- About this exercise -
Report every line of the records below that includes the string "icon".

__________

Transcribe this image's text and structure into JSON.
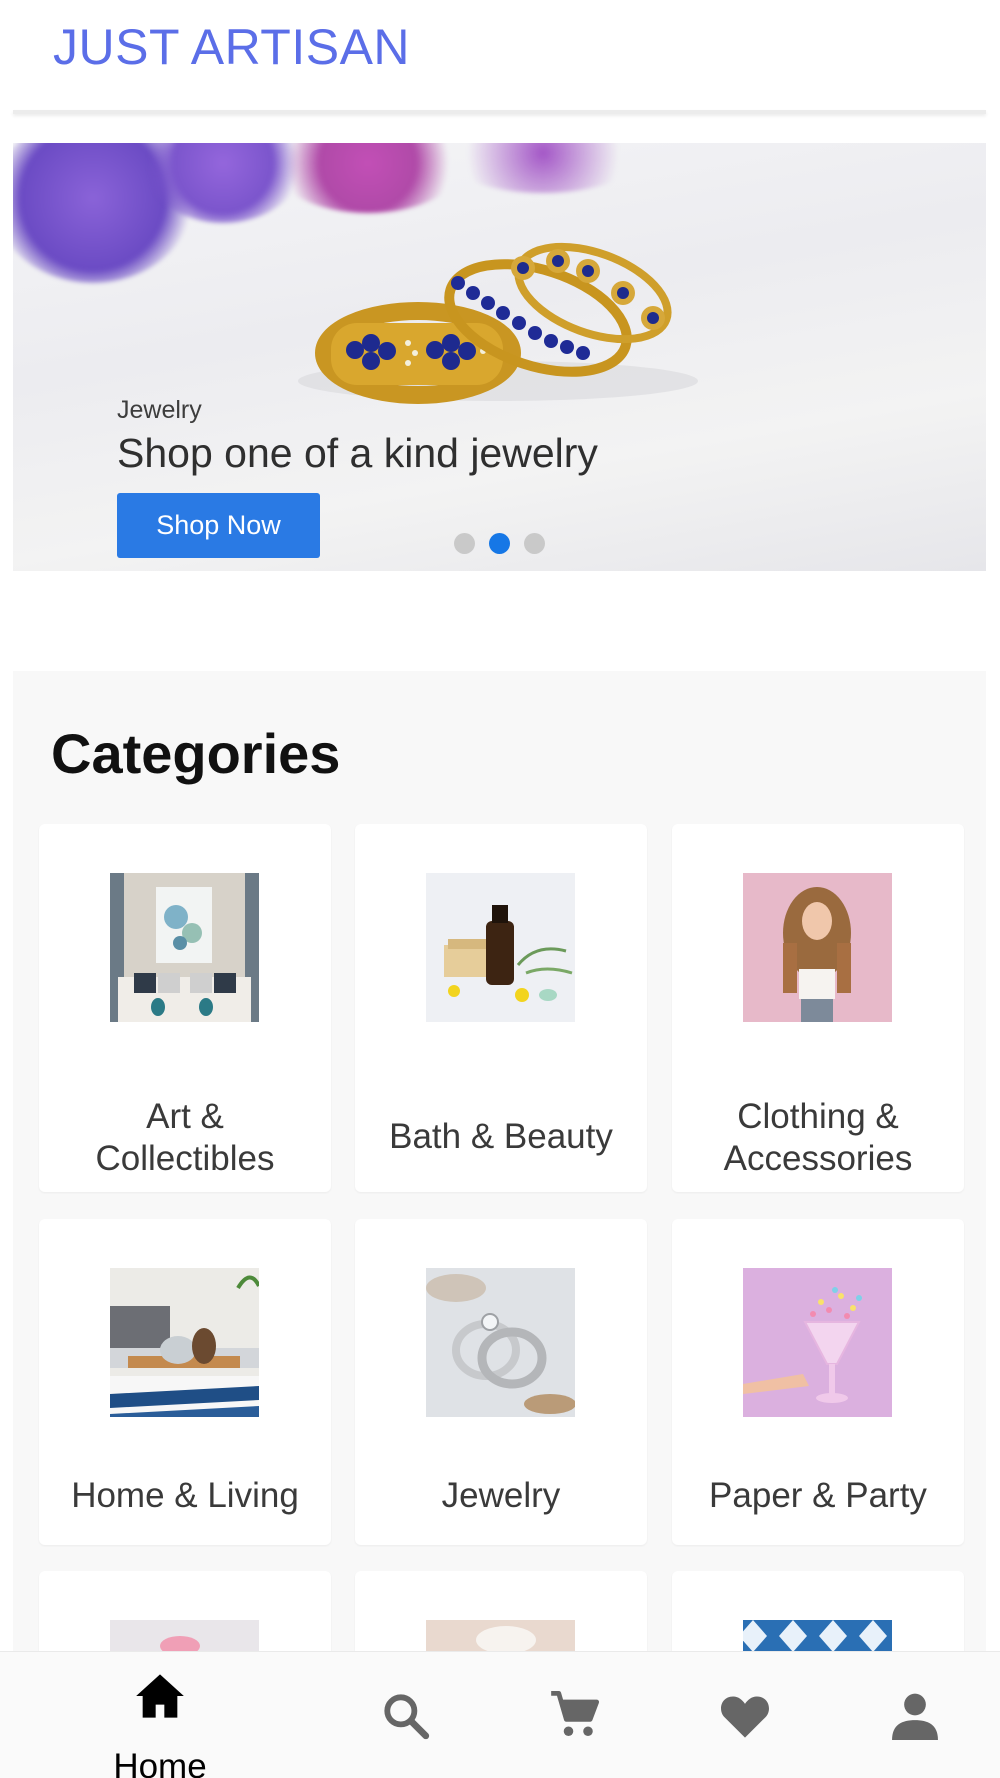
{
  "header": {
    "title": "JUST ARTISAN"
  },
  "banner": {
    "kicker": "Jewelry",
    "headline": "Shop one of a kind jewelry",
    "cta_label": "Shop Now",
    "slides_total": 3,
    "active_slide": 2
  },
  "categories": {
    "heading": "Categories",
    "items": [
      {
        "label_line1": "Art &",
        "label_line2": "Collectibles"
      },
      {
        "label_line1": "Bath & Beauty"
      },
      {
        "label_line1": "Clothing &",
        "label_line2": "Accessories"
      },
      {
        "label_line1": "Home & Living"
      },
      {
        "label_line1": "Jewelry"
      },
      {
        "label_line1": "Paper & Party"
      }
    ]
  },
  "bottom_nav": {
    "home_label": "Home",
    "items": [
      "home-icon",
      "search-icon",
      "cart-icon",
      "heart-icon",
      "profile-icon"
    ]
  },
  "colors": {
    "brand": "#5b6ee8",
    "cta": "#2a7ae4",
    "active_dot": "#1677e6"
  }
}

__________

- Task solution -
      "home-icon",
      "search-icon",
      "cart-icon",
      "heart-icon",
      "profile-icon"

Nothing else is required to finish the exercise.